Once you find a line containing the word "html" in the entries below, copy it.

☆ ☆ ☆

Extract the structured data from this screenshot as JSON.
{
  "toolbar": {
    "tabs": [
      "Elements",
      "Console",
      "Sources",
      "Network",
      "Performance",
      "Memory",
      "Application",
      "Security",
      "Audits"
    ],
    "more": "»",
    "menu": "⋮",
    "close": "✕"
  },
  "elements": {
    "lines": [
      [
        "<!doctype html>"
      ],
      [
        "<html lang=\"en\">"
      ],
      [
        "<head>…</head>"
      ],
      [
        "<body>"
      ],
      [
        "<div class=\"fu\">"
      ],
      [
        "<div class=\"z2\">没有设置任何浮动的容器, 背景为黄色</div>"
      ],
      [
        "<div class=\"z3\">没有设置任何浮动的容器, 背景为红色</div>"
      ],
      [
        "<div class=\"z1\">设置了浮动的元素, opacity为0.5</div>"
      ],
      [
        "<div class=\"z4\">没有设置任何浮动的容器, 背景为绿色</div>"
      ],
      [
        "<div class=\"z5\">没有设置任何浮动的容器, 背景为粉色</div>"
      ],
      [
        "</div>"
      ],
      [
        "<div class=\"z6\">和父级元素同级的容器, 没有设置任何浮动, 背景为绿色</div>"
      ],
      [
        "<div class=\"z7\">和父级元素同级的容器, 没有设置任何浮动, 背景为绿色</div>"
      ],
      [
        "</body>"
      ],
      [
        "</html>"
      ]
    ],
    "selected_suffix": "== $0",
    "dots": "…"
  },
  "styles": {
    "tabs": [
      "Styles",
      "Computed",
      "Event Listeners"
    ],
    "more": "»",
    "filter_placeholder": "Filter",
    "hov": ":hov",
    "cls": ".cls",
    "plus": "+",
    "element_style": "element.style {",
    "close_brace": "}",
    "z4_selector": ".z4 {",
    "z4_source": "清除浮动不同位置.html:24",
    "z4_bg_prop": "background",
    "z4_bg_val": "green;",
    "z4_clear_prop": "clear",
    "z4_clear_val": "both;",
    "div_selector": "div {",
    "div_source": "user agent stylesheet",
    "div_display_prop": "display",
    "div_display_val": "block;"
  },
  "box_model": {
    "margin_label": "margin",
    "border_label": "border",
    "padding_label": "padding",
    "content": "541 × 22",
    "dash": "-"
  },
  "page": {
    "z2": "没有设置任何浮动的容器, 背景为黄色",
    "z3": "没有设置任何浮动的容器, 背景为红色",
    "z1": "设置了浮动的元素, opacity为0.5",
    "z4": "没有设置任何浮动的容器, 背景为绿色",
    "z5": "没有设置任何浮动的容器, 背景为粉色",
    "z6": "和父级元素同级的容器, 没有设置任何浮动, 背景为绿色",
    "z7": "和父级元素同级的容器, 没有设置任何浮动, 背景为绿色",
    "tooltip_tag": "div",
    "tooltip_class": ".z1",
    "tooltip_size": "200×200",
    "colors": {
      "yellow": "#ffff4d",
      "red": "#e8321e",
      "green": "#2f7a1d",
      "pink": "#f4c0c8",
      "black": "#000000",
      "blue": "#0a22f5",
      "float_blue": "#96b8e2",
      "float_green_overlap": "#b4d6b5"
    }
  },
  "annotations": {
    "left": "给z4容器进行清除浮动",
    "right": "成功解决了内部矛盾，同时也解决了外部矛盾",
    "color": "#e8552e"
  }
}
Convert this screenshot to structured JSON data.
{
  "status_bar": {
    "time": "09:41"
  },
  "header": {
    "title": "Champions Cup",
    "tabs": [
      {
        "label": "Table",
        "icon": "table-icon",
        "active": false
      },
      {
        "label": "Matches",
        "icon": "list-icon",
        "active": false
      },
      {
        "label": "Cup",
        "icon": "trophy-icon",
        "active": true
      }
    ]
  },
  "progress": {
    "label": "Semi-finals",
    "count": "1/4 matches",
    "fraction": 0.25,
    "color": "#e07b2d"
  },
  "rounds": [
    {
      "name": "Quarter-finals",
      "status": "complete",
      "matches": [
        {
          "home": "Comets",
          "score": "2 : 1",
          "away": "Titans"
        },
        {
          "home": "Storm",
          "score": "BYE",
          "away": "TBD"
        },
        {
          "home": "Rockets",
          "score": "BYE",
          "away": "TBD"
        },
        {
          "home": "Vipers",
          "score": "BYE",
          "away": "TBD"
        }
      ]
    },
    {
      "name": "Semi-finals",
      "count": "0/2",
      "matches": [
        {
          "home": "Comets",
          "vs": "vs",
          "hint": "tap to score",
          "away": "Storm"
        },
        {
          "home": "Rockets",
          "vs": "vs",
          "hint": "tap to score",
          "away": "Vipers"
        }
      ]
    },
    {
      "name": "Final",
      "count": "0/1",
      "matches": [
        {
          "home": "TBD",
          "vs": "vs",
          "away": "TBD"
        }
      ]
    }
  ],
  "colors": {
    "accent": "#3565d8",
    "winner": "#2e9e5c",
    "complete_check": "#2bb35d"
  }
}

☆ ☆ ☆

Answer below =
        "<!doctype html>"
        "<html lang=\"en\">"
        "</html>"
    "z4_source": "清除浮动不同位置.html:24",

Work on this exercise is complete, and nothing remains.